:: Dataset extract ::
----
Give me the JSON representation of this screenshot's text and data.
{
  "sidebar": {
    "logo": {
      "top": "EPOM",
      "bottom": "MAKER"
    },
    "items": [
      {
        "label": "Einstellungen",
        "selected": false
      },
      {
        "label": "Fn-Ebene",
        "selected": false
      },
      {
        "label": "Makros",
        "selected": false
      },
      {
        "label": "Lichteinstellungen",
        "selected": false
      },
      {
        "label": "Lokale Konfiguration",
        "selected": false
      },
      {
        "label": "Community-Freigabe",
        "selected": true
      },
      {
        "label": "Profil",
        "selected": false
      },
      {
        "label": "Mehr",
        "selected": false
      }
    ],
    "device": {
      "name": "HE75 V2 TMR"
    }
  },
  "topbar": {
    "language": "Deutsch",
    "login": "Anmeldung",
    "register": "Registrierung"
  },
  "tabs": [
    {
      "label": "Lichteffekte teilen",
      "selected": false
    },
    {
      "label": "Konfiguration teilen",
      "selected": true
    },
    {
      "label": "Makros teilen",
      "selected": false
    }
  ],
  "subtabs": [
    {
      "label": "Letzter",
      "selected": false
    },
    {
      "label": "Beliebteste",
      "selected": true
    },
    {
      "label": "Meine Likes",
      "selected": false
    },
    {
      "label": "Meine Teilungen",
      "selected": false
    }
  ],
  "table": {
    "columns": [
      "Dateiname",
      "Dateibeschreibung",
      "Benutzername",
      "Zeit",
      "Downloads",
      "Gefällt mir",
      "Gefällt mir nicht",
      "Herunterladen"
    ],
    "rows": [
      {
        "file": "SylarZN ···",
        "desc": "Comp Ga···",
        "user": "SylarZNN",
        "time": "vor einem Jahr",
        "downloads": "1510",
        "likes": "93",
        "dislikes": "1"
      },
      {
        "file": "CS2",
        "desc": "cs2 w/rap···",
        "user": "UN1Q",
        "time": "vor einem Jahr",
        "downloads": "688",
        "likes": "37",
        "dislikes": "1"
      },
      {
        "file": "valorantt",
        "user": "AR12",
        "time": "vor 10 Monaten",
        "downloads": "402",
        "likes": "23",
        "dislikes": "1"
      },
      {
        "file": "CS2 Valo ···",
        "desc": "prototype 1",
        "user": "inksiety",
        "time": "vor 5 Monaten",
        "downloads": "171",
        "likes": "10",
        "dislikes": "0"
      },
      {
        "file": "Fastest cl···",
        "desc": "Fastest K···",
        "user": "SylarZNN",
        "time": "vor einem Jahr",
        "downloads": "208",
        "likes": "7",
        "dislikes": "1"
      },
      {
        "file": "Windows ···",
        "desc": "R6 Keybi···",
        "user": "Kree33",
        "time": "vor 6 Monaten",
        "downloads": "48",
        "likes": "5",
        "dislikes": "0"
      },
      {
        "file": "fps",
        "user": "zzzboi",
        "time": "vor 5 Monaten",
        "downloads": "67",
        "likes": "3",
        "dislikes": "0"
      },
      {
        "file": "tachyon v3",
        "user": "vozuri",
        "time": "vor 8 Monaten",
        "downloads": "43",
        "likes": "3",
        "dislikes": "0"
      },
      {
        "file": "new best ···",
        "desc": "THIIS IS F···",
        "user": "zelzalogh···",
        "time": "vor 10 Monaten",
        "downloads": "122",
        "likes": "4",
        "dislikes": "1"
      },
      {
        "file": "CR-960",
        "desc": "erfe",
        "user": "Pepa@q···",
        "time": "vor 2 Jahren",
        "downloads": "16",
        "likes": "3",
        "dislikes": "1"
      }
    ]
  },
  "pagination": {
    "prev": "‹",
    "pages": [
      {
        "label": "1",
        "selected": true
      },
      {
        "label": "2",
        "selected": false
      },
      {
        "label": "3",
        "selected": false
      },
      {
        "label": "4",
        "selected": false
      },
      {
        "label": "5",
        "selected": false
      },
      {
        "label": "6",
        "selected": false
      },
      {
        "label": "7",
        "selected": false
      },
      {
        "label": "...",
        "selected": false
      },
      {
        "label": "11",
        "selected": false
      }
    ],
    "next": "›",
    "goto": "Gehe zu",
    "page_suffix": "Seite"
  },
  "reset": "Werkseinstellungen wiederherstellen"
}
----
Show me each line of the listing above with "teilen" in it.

:: Result ::
      "label": "Lichteffekte teilen",
      "label": "Konfiguration teilen",
      "label": "Makros teilen",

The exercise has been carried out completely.